February 7, 2013: A mysterious infant star, swaddled inside a dusty blanket, behaves like a police strobe light. The newly discovered object offers clues into the early stages of star formation, when a lot of gas and dust is being rapidly sucked into a newly forming binary star. Every 25.34 days, the object, designated LRLL 54361, unleashes a burst of light. The flashes may be due to material suddenly being dumped onto the growing protostars, unleashing a blast of radiation each time the stars get close to each other in their orbits. The phenomenon has been seen in later stages of star birth, but never in such a young system, nor with such intensity and regularity.

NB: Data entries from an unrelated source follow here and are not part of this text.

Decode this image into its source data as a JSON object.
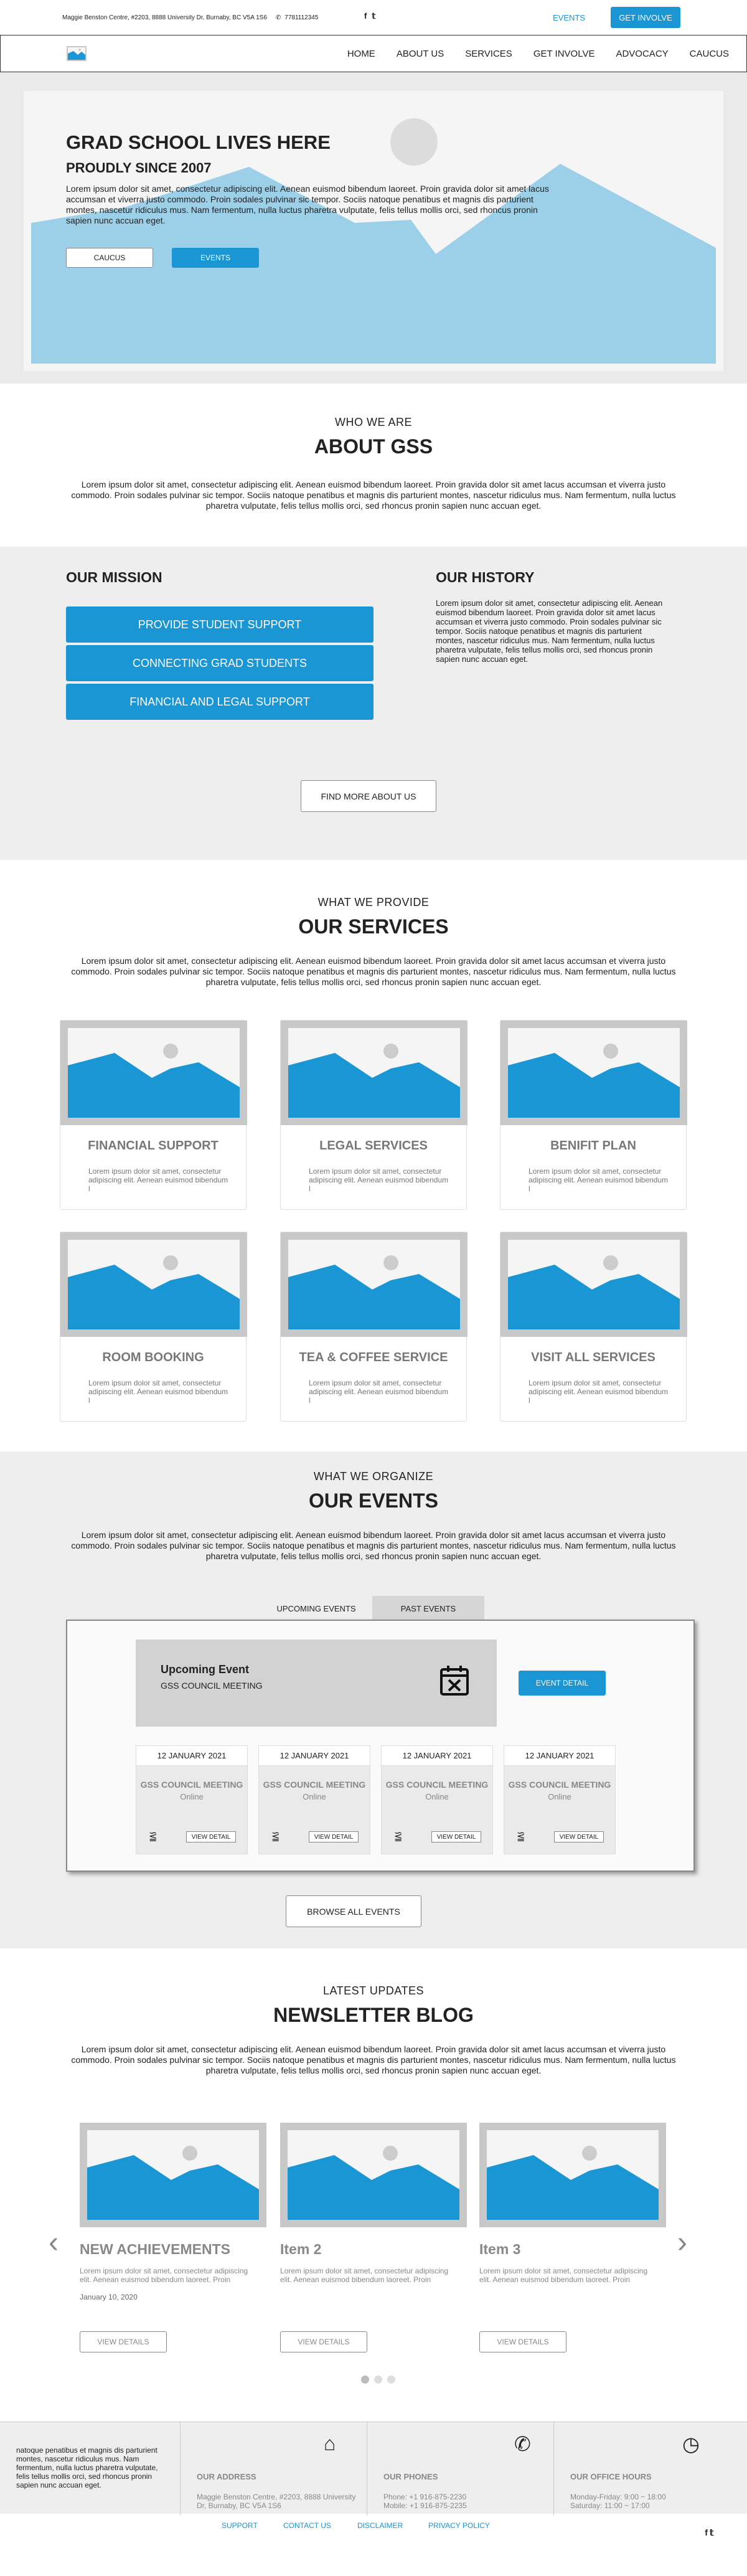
{
  "topbar": {
    "address": "Maggie Benston Centre, #2203, 8888 University Dr, Burnaby, BC V5A 1S6",
    "phone": "7781112345",
    "events_link": "EVENTS",
    "involve_button": "GET INVOLVE"
  },
  "nav": {
    "items": [
      "HOME",
      "ABOUT US",
      "SERVICES",
      "GET INVOLVE",
      "ADVOCACY",
      "CAUCUS"
    ]
  },
  "hero": {
    "title": "GRAD SCHOOL LIVES HERE",
    "subtitle": "PROUDLY SINCE 2007",
    "text": "Lorem ipsum dolor sit amet, consectetur adipiscing elit. Aenean euismod bibendum laoreet. Proin gravida dolor sit amet lacus accumsan et viverra justo commodo. Proin sodales pulvinar sic tempor. Sociis natoque penatibus et magnis dis parturient montes, nascetur ridiculus mus. Nam fermentum, nulla luctus pharetra vulputate, felis tellus mollis orci, sed rhoncus pronin sapien nunc accuan eget.",
    "caucus_button": "CAUCUS",
    "events_button": "EVENTS"
  },
  "about": {
    "eyebrow": "WHO WE ARE",
    "title": "ABOUT GSS",
    "text": "Lorem ipsum dolor sit amet, consectetur adipiscing elit. Aenean euismod bibendum laoreet. Proin gravida dolor sit amet lacus accumsan et viverra justo commodo. Proin sodales pulvinar sic tempor. Sociis natoque penatibus et magnis dis parturient montes, nascetur ridiculus mus. Nam fermentum, nulla luctus pharetra vulputate, felis tellus mollis orci, sed rhoncus pronin sapien nunc accuan eget."
  },
  "mission": {
    "title": "OUR MISSION",
    "buttons": [
      "PROVIDE STUDENT SUPPORT",
      "CONNECTING GRAD STUDENTS",
      "FINANCIAL AND LEGAL SUPPORT"
    ],
    "history_title": "OUR HISTORY",
    "history_text": "Lorem ipsum dolor sit amet, consectetur adipiscing elit. Aenean euismod bibendum laoreet. Proin gravida dolor sit amet lacus accumsan et viverra justo commodo. Proin sodales pulvinar sic tempor. Sociis natoque penatibus et magnis dis parturient montes, nascetur ridiculus mus. Nam fermentum, nulla luctus pharetra vulputate, felis tellus mollis orci, sed rhoncus pronin sapien nunc accuan eget.",
    "find_more_button": "FIND MORE ABOUT US"
  },
  "services": {
    "eyebrow": "WHAT WE PROVIDE",
    "title": "OUR SERVICES",
    "text": "Lorem ipsum dolor sit amet, consectetur adipiscing elit. Aenean euismod bibendum laoreet. Proin gravida dolor sit amet lacus accumsan et viverra justo commodo. Proin sodales pulvinar sic tempor. Sociis natoque penatibus et magnis dis parturient montes, nascetur ridiculus mus. Nam fermentum, nulla luctus pharetra vulputate, felis tellus mollis orci, sed rhoncus pronin sapien nunc accuan eget.",
    "card_text": "Lorem ipsum dolor sit amet, consectetur adipiscing elit. Aenean euismod bibendum l",
    "cards": [
      "FINANCIAL SUPPORT",
      "LEGAL SERVICES",
      "BENIFIT PLAN",
      "ROOM BOOKING",
      "TEA & COFFEE SERVICE",
      "VISIT ALL SERVICES"
    ]
  },
  "events": {
    "eyebrow": "WHAT WE ORGANIZE",
    "title": "OUR EVENTS",
    "text": "Lorem ipsum dolor sit amet, consectetur adipiscing elit. Aenean euismod bibendum laoreet. Proin gravida dolor sit amet lacus accumsan et viverra justo commodo. Proin sodales pulvinar sic tempor. Sociis natoque penatibus et magnis dis parturient montes, nascetur ridiculus mus. Nam fermentum, nulla luctus pharetra vulputate, felis tellus mollis orci, sed rhoncus pronin sapien nunc accuan eget.",
    "tabs": [
      "UPCOMING EVENTS",
      "PAST EVENTS"
    ],
    "upcoming_title": "Upcoming Event",
    "upcoming_subtitle": "GSS COUNCIL MEETING",
    "event_detail_button": "EVENT DETAIL",
    "mini_date": "12 JANUARY 2021",
    "mini_title": "GSS COUNCIL MEETING",
    "mini_location": "Online",
    "view_detail": "VIEW DETAIL",
    "browse_button": "BROWSE ALL EVENTS"
  },
  "blog": {
    "eyebrow": "LATEST UPDATES",
    "title": "NEWSLETTER BLOG",
    "text": "Lorem ipsum dolor sit amet, consectetur adipiscing elit. Aenean euismod bibendum laoreet. Proin gravida dolor sit amet lacus accumsan et viverra justo commodo. Proin sodales pulvinar sic tempor. Sociis natoque penatibus et magnis dis parturient montes, nascetur ridiculus mus. Nam fermentum, nulla luctus pharetra vulputate, felis tellus mollis orci, sed rhoncus pronin sapien nunc accuan eget.",
    "card_text": "Lorem ipsum dolor sit amet, consectetur adipiscing elit. Aenean euismod bibendum laoreet. Proin",
    "items": [
      "NEW ACHIEVEMENTS",
      "Item 2",
      "Item 3"
    ],
    "date": "January 10, 2020",
    "view_details": "VIEW DETAILS"
  },
  "footer": {
    "left_text": "natoque penatibus et magnis dis parturient montes, nascetur ridiculus mus. Nam fermentum, nulla luctus pharetra vulputate, felis tellus mollis orci, sed rhoncus pronin sapien nunc accuan eget.",
    "address_title": "OUR ADDRESS",
    "address": "Maggie Benston Centre, #2203, 8888 University Dr, Burnaby, BC V5A 1S6",
    "phones_title": "OUR PHONES",
    "phone1": "Phone: +1 916-875-2230",
    "phone2": "Mobile: +1 916-875-2235",
    "hours_title": "OUR OFFICE HOURS",
    "hours1": "Monday-Friday: 9:00 ~ 18:00",
    "hours2": "Saturday: 11:00 ~ 17:00",
    "links": [
      "SUPPORT",
      "CONTACT US",
      "DISCLAIMER",
      "PRIVACY POLICY"
    ]
  },
  "colors": {
    "accent": "#1a96d4",
    "section_bg": "#eeeeee"
  }
}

LRLL 54361 was discovered by the Spitzer Space Telescope as a variable object inside the star-forming region IC 348, located 950 light-years away. The Hubble Space Telescope was used to confirm the Spitzer observations and revealed the detailed structure around the protostar. Hubble resolved two cavities that are traced by light scattered off their edges above and below a dusty disk. Astronomers will continue monitoring LRLL 54361 using other telescopes, including the Herschel Space Telescope, and hope to eventually obtain more direct measurements of the binary star and its orbit.See the rest: